Trigger Finger Release
What is it?
Trigger finger is when the finger gets stuck in a bent position and may straighten with a snap. This occurs when inflammation reduces the space in the sheath surrounding the tendon.
Diagnosis is simple and requires only a physical examination from your doctor.
What are the treatment options?
Depending on the severity, rest from activities that require gripping combined with ice or heat and/or a splint may be all that is necessary to treat the trigger finger. Stretching exercises to maintain mobility may also be recommended.
If symptoms are more severe or if the above does not eliminate symptoms your doctor may recommend one of the following:
- steroid injection into the tendon sheath to reduce inflammation and allow the tendon to glide freely
- splinting the involved finger to allow it to rest
- surgery- a small incision can be made at the base of the finger through which the surgeon can cut open the constricted section of tendon sheath
The goal of a trigger finger release surgery is to free the involved tendon to allow for normal movement of the finger.
You are at an increased risk of developing trigger finger if you have work or hobbies that require repetitive gripping motions. Women and individuals who have diabetes or rheumatoid arthritis are also at an increased risk.
What to Expect
The day of the procedure, you will need to arrange for a ride to and from the procedure and arrange for help at home.
Wear comfortable clothing.
Do not eat or drink anything after midnight for arrivals before noon. Otherwise, do not eat or drink anything seven hours prior to your arrival at the surgery center.
You will be contacted by Lawrence Surgery Center to set up your patient account. They will inform you of your pre-operative instructions as well as tell you when to arrive for surgery.
When you get out of surgery your hand will be wrapped in an ACE wrap to provide compression and support. Your incision will be closed with stitches. You will have limited use of your hand for a few days, so you will need to have someone at home to help you.

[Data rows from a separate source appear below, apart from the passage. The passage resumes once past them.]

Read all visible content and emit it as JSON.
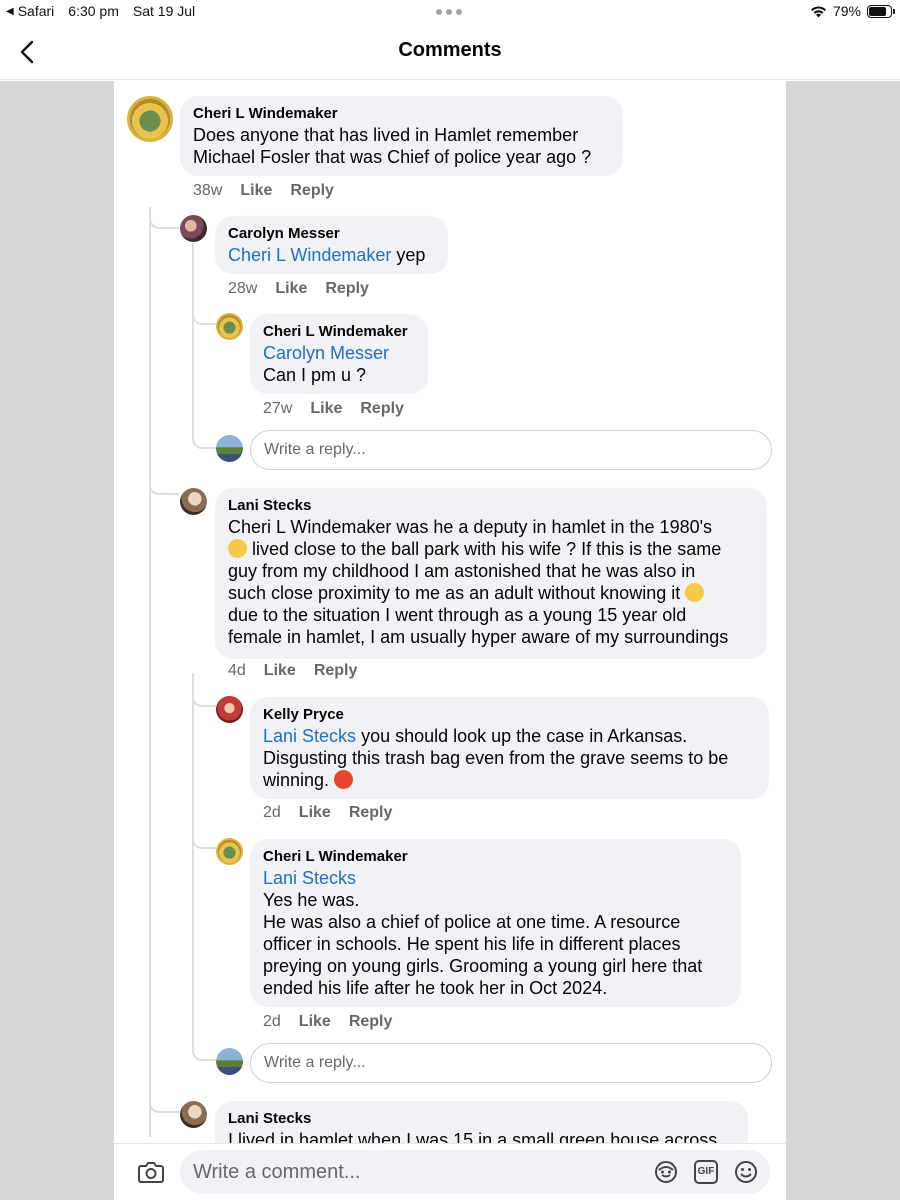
{
  "status_bar": {
    "back_app": "Safari",
    "time": "6:30 pm",
    "date": "Sat 19 Jul",
    "battery": "79%",
    "battery_level": 0.79
  },
  "header": {
    "title": "Comments"
  },
  "comments": [
    {
      "author": "Cheri L Windemaker",
      "lines": [
        "Does anyone that has lived in Hamlet remember",
        "Michael Fosler that was Chief of police year ago ?"
      ],
      "time": "38w",
      "like": "Like",
      "reply": "Reply"
    },
    {
      "author": "Carolyn Messer",
      "mention": "Cheri L Windemaker",
      "text": " yep",
      "time": "28w",
      "like": "Like",
      "reply": "Reply"
    },
    {
      "author": "Cheri L Windemaker",
      "mention": "Carolyn Messer",
      "text": "Can I pm u ?",
      "time": "27w",
      "like": "Like",
      "reply": "Reply"
    },
    {
      "author": "Lani Stecks",
      "lines": [
        "Cheri L Windemaker was he a deputy in hamlet in the 1980's",
        " lived close to the ball park with his wife ? If this is the same",
        "guy from my childhood I am astonished that he was also in",
        "such close proximity to me as an adult without knowing it ",
        "due to the situation I went through as a young 15 year old",
        "female in hamlet, I am usually hyper aware of my surroundings"
      ],
      "time": "4d",
      "like": "Like",
      "reply": "Reply"
    },
    {
      "author": "Kelly Pryce",
      "mention": "Lani Stecks",
      "lines": [
        " you should look up the case in Arkansas.",
        "Disgusting this trash bag even from the grave seems to be",
        "winning. "
      ],
      "time": "2d",
      "like": "Like",
      "reply": "Reply"
    },
    {
      "author": "Cheri L Windemaker",
      "mention": "Lani Stecks",
      "lines": [
        "Yes he was.",
        "He was also a chief of police at one time. A resource",
        "officer in schools. He spent his life in different places",
        "preying on young girls. Grooming a young girl here that",
        "ended his life after he took her in Oct 2024."
      ],
      "time": "2d",
      "like": "Like",
      "reply": "Reply"
    },
    {
      "author": "Lani Stecks",
      "lines": [
        "I lived in hamlet when I was 15 in a small green house across"
      ]
    }
  ],
  "reply_placeholder": "Write a reply...",
  "composer": {
    "placeholder": "Write a comment...",
    "gif_label": "GIF"
  },
  "icons": [
    "chevron-left-icon",
    "wifi-icon",
    "battery-icon",
    "camera-icon",
    "avatar-sticker-icon",
    "gif-icon",
    "smiley-icon",
    "neutral-face-emoji",
    "pensive-face-emoji",
    "angry-face-emoji"
  ]
}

You will need to schedule a follow-up visit seven to ten days from your surgery.
- You may resume your regular diet. However, start slow with clear liquids and gradually work your way back to your normal diet. This will help prevent nausea and vomiting.
Hand Care & Bathing
- Keep your dressing in place until your first post-op visit
- Keep incision dry until sutures are removed. Do NOT soak your hand in water until your incision is well healed.
Elevation and Circulation
- Elevate the extremity on pillows with fingers point toward the ceiling as much as possible for the first 3-5 days.
- After these first few days, continue to elevate as needed in order to reduce swelling.
- To encourage circulation and decrease swelling, wiggle your fingers and wrist several times each hour.
- To help reduce pain and swelling, apply an ice pack to the surgical area for 20 to 25 minutes every one to two hours for the first 48 hours and then as needed to help control pain and swelling.
- To avoid frostbite, place a towel or t-shirt between the ice pack and your skin.
- It is not necessary to use ice while sleeping.
- Your physician may give you a written prescription for pain medicine as you leave the surgery center. Take your pain medication as prescribed. You may want to take it regularly for the first 48 hours after surgery. Do not take any additional Tylenol.
- While you are asleep in the operating room, a long acting numbing medication may be injected into the surgical area to help relieve your immediate postoperative discomfort for up to 24 hours. When you first notice tingling or throbbing, begin taking your pain medicine so it will become effective before the local anesthesia wears off.
- No driving while taking any narcotic pain medication!
- The pain medication may cause some nausea so take it with food.
- The pain medication and general anesthesia may also cause constipation, so you may need to take a stool softener, fiber bar, Metamucil or prune juice to prevent constipation.
- Watch for temperature > 101.5F, persistent numbness and tingling, persistent bleeding or drainage from the wound, foul odor, progressively worsening pain that is unresponsive to pain medication, chest pain or difficulty breathing. If you have any of these symptoms, call the office if during normal business hours or go to the nearest emergency room.
- Please make sure to follow instructions given to you by your physician, they may have specific instructions to your care.
- If you do not have a postoperative appointment set-up already, please call the office to schedule an appointment for 7-10 days after surgery at (785)843-9125.
Rehabilitation Plan - Exercises
Therapy after trigger finger release is often not necessary, but it is important for you to begin using your hand normally once pain allows in order to prevent any range of motion loss.